POTENTIAL NON-NASA COMMERCIAL APPLICATIONS (Limit 1500 characters, approximately 150 words)
-Process Hydrogen Markets: Hydrogen used as process atmosphere in industries such as metal heat treatment, electronics and semiconductor manufacturing, float glass production, and electricity production (for electric generator cooling.)
-Hydrogen Fueling Markets: Hydrogen used as fuel in a variety of fuel cell vehicles (FCVs) (forklifts, scooters, passenger cars, ships, etc.), stationary power and research markets.
-Hydrogen Tri-Generation: Separation of hydrogen from stationary fuel cell reformate, and compression for fueling (such as FCVs) applications.
-Hydrogen Production: Captive production, merchant production and delivery, and distributed production of hydrogen from natural gas or methane via reformer, or via electrolysis.
-Power-to-Gas Energy Storage: Energy storage in the form of hydrogen produced from excess renewable power and stored in the natural gas infrastructure.
-Helium Production: Separation of hydrogen from mixed gas stream containing helium, hydrogen and other byproducts in the production of helium.

TECHNOLOGY TAXONOMY MAPPING (NASA's technology taxonomy has been developed by the SBIR-STTR program to disseminate awareness of proposed and awarded R/R&D in the agency.
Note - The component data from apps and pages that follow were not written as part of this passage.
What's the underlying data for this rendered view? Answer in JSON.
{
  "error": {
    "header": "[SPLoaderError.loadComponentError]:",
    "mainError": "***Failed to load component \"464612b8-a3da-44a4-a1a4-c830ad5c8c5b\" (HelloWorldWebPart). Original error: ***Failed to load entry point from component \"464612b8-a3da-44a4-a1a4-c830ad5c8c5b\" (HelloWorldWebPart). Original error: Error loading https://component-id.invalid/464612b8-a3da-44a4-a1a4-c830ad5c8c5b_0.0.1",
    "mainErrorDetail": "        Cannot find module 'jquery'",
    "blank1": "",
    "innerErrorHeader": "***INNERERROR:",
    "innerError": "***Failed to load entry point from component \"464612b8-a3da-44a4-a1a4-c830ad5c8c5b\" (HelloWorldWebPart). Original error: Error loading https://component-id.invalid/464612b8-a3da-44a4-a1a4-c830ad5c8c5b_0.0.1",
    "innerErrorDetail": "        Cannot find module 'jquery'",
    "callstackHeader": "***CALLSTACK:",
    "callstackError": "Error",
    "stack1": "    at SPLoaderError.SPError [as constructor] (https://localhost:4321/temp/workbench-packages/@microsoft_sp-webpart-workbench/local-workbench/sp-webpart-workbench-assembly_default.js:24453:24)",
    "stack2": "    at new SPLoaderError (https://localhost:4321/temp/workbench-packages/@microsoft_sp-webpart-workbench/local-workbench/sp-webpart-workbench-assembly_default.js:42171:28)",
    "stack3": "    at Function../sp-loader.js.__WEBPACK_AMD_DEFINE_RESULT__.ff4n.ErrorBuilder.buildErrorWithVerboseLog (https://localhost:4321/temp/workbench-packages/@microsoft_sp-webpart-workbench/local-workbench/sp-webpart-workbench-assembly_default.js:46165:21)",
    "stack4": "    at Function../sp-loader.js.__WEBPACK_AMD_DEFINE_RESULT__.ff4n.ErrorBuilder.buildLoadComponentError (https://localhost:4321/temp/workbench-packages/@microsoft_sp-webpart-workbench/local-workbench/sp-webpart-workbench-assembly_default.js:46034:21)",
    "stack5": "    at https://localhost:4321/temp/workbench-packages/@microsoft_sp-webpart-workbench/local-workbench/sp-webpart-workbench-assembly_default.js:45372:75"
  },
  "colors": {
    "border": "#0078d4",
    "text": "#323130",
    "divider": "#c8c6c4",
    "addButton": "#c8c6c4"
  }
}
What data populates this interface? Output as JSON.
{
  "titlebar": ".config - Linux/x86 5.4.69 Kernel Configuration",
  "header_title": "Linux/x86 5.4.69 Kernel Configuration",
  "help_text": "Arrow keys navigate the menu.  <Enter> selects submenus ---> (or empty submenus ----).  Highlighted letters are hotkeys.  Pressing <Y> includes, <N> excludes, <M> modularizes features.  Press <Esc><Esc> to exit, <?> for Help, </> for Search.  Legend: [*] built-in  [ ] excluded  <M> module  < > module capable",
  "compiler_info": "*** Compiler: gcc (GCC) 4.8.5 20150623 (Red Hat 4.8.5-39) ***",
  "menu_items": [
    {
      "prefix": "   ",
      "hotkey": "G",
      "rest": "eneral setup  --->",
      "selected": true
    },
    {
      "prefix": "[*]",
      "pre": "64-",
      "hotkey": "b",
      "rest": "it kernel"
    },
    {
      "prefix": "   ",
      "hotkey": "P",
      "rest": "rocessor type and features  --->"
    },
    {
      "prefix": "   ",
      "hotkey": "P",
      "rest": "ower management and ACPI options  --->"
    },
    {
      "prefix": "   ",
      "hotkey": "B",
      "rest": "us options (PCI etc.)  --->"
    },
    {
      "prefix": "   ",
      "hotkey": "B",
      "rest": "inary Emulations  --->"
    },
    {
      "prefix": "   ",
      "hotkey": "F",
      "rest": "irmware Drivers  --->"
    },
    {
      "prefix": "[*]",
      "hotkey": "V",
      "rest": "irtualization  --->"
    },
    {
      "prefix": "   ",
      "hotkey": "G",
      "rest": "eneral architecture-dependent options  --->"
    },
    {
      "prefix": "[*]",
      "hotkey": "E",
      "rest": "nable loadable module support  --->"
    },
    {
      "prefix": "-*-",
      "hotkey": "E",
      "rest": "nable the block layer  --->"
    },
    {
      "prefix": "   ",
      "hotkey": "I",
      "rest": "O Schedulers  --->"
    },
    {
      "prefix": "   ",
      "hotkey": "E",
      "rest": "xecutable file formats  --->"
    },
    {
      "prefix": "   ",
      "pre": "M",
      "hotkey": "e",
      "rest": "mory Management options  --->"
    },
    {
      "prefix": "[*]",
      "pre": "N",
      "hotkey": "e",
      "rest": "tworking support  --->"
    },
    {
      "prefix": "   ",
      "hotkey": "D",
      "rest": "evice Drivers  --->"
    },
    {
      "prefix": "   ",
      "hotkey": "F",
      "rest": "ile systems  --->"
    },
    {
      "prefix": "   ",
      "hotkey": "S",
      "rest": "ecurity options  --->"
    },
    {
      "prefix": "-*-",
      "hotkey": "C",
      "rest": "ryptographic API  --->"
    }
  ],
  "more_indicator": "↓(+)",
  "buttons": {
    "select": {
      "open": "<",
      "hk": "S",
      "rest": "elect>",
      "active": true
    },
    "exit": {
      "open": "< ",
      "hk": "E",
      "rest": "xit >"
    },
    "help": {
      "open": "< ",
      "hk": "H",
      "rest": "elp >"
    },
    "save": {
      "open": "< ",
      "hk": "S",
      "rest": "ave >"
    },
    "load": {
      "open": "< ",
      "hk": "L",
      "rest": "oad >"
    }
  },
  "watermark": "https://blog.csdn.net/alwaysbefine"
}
It is a listing of over 100 technologies, sorted into broad categories, of interest to NASA.)
Cryogenic/Fluid Systems
Essential Life Resources (Oxygen, Water, Nutrients)
Pressure & Vacuum Systems
Resource Extraction
Sources (Renewable, Nonrenewable)

Form Generated on 03-10-16 12:21